In A flight singles action, Raff, the No. 3 — who was recently nationally ranked No. 104 in Division I men’s singles and No. 40 in men’s doubles with regular partner senior tri-captain Nick Brunner — earned a bye in the first round, but fell, 3-6, 6-3, 6-0, to Justin Fox of Penn in the second round. Sophomore Josh Goldstein lost his first match, 6-3, 6-1, to Rutgers’ Arjun Vaidya, but came back to post wins in the consolation bracket. Brous upset the eighth seed, Yale’s Jeff Dawson, in straight sets, but lost, 7-5, 6-3, in the second round to Alex Vuckovic of Princeton.
Heggie, the third seed of the B flight singles draw, made quick work of Michael Stauble of St. Joseph’s in a 6-2, 6-2 first round match. He extended his hot streak in a tough 7-5, 6-7, 7-3 win over Andy Magnes of Penn, but lost a tight three-set match in the quarterfinals to Columbia’s Justin Chow.
While the men’s head coach Barry Schoonmaker was able to enter eight players in competition this weekend, women’s head coach Laura Glitz could bring only three players — senior co-captain Nisha Suda, sophomore Tamara John, and sophomore Elizabeth Googe — to the Cissie Leary Invitational.
Googe — who won the B flight singles title at the Cornell Invitational two weeks ago — won a solid first-round match, 6-2, 6-4, against Princeton’s Darcy Robertson. Unfortunately, this was the team’s only main draw victory, as Googe fell in a nailbiter of a 6-3, 4-6, 10-7 second round match to the third seed, Milena Kachar of Columbia.
“We had a lot of tough matches in both singles and doubles,” Suda said. “We played against really good schools — Big 10 schools, colleges outside our region, Harvard and some other Ivies. It’s really going to help us prepare for our fall break trip in Colorado.

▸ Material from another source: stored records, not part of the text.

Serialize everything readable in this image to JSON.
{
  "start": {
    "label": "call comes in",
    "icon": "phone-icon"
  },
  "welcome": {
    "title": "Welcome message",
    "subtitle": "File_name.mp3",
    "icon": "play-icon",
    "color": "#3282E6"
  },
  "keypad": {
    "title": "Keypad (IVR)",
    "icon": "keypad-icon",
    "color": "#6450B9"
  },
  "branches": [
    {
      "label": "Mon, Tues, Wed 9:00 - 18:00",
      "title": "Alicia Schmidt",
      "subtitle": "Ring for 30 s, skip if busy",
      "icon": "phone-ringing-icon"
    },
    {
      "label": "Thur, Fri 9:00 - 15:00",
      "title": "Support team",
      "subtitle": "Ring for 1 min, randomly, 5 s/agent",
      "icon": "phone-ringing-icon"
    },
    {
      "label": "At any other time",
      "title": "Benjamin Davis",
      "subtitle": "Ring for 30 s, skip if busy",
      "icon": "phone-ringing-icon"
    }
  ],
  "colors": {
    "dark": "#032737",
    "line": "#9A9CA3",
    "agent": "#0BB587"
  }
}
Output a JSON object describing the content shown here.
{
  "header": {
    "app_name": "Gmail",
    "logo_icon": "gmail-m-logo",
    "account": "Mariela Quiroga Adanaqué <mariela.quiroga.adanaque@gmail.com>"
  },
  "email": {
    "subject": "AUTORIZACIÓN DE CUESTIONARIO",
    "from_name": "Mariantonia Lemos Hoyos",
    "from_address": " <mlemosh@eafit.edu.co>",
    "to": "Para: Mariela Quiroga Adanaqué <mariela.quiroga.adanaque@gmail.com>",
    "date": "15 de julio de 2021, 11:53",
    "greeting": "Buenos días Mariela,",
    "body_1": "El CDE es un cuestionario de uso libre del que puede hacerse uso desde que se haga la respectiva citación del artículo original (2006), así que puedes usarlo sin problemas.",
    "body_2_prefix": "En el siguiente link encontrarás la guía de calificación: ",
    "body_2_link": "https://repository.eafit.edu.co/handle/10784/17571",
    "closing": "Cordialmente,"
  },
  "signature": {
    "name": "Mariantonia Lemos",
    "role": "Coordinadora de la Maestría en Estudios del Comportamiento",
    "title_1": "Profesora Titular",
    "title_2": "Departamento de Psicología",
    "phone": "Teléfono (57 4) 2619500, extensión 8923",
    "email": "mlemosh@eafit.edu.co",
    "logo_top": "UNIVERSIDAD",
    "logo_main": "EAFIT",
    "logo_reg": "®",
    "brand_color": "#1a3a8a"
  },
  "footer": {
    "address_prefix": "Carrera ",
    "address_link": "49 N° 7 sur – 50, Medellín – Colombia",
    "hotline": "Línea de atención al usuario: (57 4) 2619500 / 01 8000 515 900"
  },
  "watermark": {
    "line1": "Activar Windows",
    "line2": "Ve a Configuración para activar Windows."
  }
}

That’s our new priority.”
In the first round, Suda lost to Minnesota’s Alex Seaton and John lost to Princeton’s Ivana King.
In the doubles draws, Suda and John formed a team while Googe played with Angela Dipastina of Ohio State to form the second pair, neither of which advanced past the first round. In spite of these early losses, the Red turned things around and won several consolation matches on Saturday.
“It’s nice to have the chance to play in one big draw,” Googe said. “Matches don’t usually work that way. Everyone starts out in the same draw. You don’t know if you’ll play Penn’s No. 5 girl or Harvard’s No. 1 girl. I played the No. 1 from Princeton and the No. 1 from Columbia — that’s good competition.”
Such tough competition should help prepare the Red for the USAFA Invitational in Colorado, held Oct. 6-8.
The men’s team is also looking forward to next weekend, when it will play its biggest tournament of the fall, the ECAC championships in Flushing Meadows, N.Y. If the Red does well, it will compete in the national tournament on indoor courts in February.